I put my camera away, fearing that giant goons with earpieces would bust out of the lavatory and handcuff me to my seat until the plane landed for trying to "spy" on the Obama setup. I'm not sure what I expected to see through the fog — maybe a Bat-symbol-like giant "O" beaming up through the clouds?

I'm also not sure what I expected to see on the streets of Obama's hometown. Things were remarkably sedate, with few Obama banners, T-shirts or posters adorning windows downtown and, frankly, only one or two Obama bumper stickers on the cars I spotted on the highway from the airport. On Michigan Avenue, there were a few hucksters hawking Obama gear and some buildings throwing up red, white and blue lights on their roofs, but the lack of electricity in Obama's backyard was a bit surprising.

And then, though it's the oldest journalistic cliché in the book, I started chatting up my cab driver. Imtyaz Syed, 24, moved to the U.S. from India 15 years ago. He studied in pharmacy school in Ohio after high school and voted in his first election in 2000. Then he voted in 2004, which is around the time he lost faith in democracy.

"Does people's vote count in this country?" he asked me, peering over his shoulder as traffic backed up for a mile on Michigan Avenue due to the street closures for the Obama rally. "I don't think our votes count. I think it's all the Electoral College, because when I voted the second time and Bush won, I said, 'How come he still wins?' "

Imtyaz went on to tell me how he thinks that American politics is rigged and, deep down, he believes that Obama and McCain have already decided who will win. " 'You let me win, and next time it is your turn,' " he said of the conversation he imagines the senators have already had.

So, Imtyaz isn't going to vote this year. I told him that despite his cynicism, which, in some ways, I wholeheartedly share (except for the taking turns being president bit), he should vote. He needs to vote, if only because then he can tell his children that he did his part. "If you don't vote, then you give up your right to complain about who won also," I told him. He smiled politely and shook his head again.

"If I'm standing there and they count my vote in front of me and I can see that it counts, then they gain my trust," he said. "This is the land of opportunity, and it should be a man running this country with his heart, not for opportunity." Imtyaz went on to tell me about how some members of his family back in India think his father — who is out of work — looks foolish for coming to the United States to better his family. "Now some of them are laughing at us," he said.

I asked Imtyaz if there were anything I could say to him to change his mind. I was determined to stay in that cab until he promised me he'd vote on Tuesday. "It's not a matter of me or my heart," he said, pulling up to the curb. "I don't think one vote can make a difference in this country."

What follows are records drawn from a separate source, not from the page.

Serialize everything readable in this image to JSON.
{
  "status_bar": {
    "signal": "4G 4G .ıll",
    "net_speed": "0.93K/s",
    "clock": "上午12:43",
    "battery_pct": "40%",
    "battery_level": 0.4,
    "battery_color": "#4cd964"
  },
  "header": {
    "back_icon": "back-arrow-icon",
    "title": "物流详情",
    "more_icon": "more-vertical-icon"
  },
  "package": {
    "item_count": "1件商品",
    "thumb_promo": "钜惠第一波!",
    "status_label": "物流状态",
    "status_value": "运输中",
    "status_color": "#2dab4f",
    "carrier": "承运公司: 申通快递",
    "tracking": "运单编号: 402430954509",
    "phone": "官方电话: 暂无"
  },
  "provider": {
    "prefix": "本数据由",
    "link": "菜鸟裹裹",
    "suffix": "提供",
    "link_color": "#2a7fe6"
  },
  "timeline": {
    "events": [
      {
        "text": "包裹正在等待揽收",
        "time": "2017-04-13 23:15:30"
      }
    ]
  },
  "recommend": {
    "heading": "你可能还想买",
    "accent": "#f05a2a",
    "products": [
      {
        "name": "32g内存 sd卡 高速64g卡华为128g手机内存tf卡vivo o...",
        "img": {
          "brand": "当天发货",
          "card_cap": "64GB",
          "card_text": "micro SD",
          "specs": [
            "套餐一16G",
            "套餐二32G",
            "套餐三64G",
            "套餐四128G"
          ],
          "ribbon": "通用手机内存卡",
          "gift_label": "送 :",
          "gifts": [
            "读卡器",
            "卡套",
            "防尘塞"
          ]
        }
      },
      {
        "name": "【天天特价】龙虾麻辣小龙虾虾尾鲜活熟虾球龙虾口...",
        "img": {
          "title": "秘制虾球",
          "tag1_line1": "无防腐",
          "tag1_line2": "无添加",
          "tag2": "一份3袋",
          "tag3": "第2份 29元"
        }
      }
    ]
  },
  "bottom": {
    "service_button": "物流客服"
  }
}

I shook Imtyaz's hand and wished him well and asked him again to reconsider. I hope he does.